> Action item
Lines containing the word "this" are the ones to copy from the records below.

> Element data from apps and pages
------------------------------
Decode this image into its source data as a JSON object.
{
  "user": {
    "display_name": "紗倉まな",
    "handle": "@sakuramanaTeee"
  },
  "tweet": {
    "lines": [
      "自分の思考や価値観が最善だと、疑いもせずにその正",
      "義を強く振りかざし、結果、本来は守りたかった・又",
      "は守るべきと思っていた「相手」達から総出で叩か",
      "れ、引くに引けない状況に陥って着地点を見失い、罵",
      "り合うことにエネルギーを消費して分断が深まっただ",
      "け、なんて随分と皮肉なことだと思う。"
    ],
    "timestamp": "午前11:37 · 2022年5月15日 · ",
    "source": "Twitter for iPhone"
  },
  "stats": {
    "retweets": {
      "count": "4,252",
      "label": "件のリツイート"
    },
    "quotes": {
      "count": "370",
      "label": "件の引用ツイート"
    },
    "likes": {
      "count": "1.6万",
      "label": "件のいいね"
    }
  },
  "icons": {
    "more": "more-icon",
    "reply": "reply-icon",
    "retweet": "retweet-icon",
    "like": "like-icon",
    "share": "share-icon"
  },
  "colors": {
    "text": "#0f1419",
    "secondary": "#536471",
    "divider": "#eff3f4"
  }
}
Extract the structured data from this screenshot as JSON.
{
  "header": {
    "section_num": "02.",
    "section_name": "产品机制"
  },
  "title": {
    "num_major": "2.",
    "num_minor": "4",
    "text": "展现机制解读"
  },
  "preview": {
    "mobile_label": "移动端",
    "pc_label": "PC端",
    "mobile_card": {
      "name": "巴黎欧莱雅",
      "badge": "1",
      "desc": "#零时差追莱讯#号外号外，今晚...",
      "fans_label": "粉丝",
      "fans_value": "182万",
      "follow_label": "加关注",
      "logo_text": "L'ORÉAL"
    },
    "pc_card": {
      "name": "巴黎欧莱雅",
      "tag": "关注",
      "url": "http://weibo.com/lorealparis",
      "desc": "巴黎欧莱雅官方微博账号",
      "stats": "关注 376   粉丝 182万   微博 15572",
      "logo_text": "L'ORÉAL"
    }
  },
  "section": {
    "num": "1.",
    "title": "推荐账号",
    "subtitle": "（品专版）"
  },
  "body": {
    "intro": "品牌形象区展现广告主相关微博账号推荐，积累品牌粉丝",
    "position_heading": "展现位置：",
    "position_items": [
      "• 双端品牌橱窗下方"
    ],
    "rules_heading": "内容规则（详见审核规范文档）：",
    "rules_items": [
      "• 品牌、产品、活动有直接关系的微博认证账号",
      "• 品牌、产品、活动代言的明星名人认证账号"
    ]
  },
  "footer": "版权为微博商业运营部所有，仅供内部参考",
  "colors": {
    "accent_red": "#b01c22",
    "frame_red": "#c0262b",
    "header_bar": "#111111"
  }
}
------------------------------
> Exercise answer
Decode this image into its source data as a JSON object.
Extract the structured data from this screenshot as JSON.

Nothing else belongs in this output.